Task goal:
The answer must consist of every line below that holds the word "name".

(Web page and app entries)

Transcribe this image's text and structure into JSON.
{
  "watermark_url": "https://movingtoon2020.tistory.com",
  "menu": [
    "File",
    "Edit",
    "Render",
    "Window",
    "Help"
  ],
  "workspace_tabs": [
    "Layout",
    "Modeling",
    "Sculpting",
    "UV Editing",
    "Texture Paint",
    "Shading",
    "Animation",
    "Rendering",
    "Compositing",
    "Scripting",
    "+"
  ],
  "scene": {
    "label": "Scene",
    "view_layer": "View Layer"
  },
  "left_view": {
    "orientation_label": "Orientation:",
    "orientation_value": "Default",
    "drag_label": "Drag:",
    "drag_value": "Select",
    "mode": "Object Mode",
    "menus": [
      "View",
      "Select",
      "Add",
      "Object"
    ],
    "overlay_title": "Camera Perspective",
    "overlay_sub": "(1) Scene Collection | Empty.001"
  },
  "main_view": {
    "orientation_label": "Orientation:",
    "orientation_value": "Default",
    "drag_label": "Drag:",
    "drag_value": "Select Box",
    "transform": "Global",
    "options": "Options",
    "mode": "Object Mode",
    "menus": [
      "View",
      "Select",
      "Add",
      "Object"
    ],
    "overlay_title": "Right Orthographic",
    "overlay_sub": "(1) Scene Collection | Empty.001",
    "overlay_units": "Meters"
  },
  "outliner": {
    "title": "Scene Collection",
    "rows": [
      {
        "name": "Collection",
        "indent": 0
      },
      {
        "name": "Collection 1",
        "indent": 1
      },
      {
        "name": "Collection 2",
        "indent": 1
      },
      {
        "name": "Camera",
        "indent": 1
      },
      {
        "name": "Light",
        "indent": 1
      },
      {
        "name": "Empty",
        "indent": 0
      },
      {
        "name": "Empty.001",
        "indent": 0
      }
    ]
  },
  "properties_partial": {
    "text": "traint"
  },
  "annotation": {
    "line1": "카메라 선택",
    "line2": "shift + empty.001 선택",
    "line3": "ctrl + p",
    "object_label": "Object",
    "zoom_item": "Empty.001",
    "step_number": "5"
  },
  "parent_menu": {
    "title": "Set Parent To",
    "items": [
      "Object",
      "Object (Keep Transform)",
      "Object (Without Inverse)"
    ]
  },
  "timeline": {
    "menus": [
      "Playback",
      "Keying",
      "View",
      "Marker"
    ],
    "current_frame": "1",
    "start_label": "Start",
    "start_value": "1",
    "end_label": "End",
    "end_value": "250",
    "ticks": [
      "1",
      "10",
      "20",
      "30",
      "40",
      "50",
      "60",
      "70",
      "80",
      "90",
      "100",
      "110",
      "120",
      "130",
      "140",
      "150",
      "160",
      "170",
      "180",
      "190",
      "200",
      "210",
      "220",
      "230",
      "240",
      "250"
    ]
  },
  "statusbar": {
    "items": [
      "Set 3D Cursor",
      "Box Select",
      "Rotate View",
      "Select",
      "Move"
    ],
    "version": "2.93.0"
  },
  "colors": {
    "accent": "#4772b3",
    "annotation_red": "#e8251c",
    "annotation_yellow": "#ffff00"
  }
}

Exercise output:
        "name": "Collection",
        "name": "Collection 1",
        "name": "Collection 2",
        "name": "Camera",
        "name": "Light",
        "name": "Empty",
        "name": "Empty.001",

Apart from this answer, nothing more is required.